These days, 4chan appears in the news almost weekly.
In 2008, I wrote the site’s teenage founder, Poole, whose contact was at the top of the site, asking for an interview. Then I saw 4chan was meeting, not in Baltimore, but a few blocks from my apartment in New York, in fact, in many cities around the world.
They had planned to protest the church of Scientology.
This essay is an attempt to untangle the threads of 4chan and the far right.
In the beginning I didn’t pay all that much attention 4chan.
That’s why it’s called “grooming.” Experts say the short-term goal of these manipulators is for the victim to feel loved or just comfortable enough to want to meet them in person, and these people know that sometimes takes time.

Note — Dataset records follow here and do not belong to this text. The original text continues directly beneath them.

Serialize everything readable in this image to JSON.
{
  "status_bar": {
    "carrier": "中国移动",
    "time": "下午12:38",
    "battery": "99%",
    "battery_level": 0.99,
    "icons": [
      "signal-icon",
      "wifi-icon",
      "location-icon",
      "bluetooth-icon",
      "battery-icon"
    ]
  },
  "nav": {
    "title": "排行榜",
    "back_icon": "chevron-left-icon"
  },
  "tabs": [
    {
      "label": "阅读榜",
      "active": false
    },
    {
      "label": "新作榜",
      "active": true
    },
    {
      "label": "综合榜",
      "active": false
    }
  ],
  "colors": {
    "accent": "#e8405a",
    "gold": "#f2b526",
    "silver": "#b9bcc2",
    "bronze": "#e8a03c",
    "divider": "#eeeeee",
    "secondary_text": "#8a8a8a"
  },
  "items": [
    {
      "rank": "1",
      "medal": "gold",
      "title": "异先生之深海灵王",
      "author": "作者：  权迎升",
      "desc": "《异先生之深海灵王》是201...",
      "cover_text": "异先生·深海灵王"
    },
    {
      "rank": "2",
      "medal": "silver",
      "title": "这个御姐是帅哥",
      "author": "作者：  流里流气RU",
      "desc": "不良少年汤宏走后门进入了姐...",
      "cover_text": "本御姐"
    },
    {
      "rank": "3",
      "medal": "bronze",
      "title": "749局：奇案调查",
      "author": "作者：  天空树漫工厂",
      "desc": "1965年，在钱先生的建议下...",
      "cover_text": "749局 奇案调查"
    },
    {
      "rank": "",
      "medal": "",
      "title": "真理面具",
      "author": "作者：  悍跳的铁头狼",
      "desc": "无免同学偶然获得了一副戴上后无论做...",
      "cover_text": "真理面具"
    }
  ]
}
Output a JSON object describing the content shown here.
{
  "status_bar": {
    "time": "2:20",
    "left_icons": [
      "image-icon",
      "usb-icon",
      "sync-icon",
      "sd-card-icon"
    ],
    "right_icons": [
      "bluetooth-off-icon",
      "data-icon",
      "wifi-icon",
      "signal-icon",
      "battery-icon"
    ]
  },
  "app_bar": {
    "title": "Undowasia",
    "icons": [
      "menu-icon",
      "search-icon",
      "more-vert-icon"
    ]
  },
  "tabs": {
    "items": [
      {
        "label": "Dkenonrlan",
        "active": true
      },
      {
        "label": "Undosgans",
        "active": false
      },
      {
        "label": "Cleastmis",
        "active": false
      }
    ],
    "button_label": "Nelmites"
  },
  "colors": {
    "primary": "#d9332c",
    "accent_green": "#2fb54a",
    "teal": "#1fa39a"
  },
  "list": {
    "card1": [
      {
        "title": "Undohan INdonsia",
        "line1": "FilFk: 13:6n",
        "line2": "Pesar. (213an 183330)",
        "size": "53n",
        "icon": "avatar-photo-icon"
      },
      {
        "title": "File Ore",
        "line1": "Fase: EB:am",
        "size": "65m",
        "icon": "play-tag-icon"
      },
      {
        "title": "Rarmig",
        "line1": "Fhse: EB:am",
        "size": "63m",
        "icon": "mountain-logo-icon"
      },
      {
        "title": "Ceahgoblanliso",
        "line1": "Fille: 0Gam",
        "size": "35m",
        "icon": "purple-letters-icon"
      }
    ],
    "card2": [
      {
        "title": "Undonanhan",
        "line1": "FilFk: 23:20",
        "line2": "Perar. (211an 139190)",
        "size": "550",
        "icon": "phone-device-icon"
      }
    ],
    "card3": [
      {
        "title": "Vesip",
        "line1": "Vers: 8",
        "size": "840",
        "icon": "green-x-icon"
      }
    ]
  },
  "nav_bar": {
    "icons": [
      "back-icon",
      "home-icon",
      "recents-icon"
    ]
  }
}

That’s ok, they’d say, because groomers tend to have a lot of patience, and they also tend to “work” a number of targets at once, telling all of them that they are “the only one for me.” You can imagine how well that can work with kids seeking sympathy, support, or validation online.
Poole had adapted a type of Japanese bulletin board software which was difficult to understand at first, but once learned, was far more fun to post in than the traditional American format used by S.
A., as a result the site became popular very quickly.
Their user base had grown exponentially and it was obvious they were about to explode into the mainstream.
(Much to the dismay of its millions of users, who tried in vain desperation to keep it a secret.)The key to 4chan’s popularity (and what distinguished it from its progenitor Something Awful) was the Japanese bulletin board Poole had adapted for English use.
Here are some tactics kids can watch out for (these are themes for which there are Being aware of these tactics – and the fact that groomers are self-taught experts in 1) getting kids to reveal their needs and desires and 2) tailoring messages to those interests – can go a long way toward protecting kids from sexual exploitation online.